As reported on Engadget, this particular issue was initially discovered by Xuxian Jiang of NCSU (North Carolina State University), who announced that the newest version of Android (2.3, aka “Gingerbread”) has a glaring microSD card flaw. What is that flaw exactly? Malicious websites may be able to tap into your microSD card as a platform through which it can transmit private data — everything from your voicemails to your online banking login info — to a third party.
This isn’t a brand new issue; it’s something Google struggled with in earlier versions of Android development, but which the company fixed prior to the 2.3 release. However, Jiang says that fix is simple to step around for anyone who understands the system. It is reported that Google is looking at the issue and plans on putting out another fix, but there’s no more specific data on the what or when.

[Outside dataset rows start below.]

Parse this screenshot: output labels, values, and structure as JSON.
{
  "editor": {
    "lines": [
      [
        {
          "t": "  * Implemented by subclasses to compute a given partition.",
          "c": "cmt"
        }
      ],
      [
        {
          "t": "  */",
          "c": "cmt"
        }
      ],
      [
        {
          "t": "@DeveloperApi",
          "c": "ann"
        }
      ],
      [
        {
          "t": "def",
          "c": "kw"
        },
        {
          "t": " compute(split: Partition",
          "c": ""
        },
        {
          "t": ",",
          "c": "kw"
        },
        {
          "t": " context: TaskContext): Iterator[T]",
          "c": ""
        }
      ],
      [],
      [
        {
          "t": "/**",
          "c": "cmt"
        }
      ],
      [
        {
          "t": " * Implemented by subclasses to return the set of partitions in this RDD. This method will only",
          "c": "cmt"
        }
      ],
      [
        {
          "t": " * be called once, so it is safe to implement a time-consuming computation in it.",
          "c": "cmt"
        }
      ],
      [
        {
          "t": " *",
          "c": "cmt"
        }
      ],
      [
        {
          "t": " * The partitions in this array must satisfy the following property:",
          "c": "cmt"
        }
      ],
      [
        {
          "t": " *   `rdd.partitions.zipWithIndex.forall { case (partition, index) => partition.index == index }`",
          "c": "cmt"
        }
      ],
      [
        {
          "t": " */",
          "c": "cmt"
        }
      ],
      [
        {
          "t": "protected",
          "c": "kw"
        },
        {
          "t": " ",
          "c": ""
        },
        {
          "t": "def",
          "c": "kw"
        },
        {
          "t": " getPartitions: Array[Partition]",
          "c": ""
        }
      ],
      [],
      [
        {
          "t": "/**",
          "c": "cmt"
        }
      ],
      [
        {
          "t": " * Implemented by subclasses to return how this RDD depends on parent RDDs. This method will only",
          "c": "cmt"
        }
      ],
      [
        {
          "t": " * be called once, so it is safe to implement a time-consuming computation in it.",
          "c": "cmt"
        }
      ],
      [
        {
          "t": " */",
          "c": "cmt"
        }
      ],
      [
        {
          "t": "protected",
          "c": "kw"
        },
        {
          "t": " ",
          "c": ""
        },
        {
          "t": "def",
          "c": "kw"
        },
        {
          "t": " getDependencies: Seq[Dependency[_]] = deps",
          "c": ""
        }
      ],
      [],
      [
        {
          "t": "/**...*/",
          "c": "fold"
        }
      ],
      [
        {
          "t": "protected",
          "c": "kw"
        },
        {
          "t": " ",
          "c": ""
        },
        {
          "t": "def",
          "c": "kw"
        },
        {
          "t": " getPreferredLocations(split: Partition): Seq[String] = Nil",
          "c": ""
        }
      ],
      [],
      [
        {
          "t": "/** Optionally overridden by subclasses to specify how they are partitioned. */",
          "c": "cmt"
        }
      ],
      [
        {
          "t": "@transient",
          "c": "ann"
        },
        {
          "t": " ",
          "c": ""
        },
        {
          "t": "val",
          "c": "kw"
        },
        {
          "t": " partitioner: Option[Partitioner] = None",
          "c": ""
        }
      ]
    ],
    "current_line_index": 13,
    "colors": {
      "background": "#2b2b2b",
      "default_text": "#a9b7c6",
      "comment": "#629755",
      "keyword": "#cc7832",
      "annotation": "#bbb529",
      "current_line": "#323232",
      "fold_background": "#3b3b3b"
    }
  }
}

This isn’t the first bump Gingerbread has run across, either. The THVB text bug, the SMS messaging glitch would would re-route text messages to unintended recipients without even notifying the sender who the message was heading to, was a glaring issue from day one that saw resolution only after a mass surge of attention to the issue. While Gingerbread remains an appealing OS, it’s hard to say whether it will be truly debugged before its successor, Ice Cream Sandwich, takes the scene.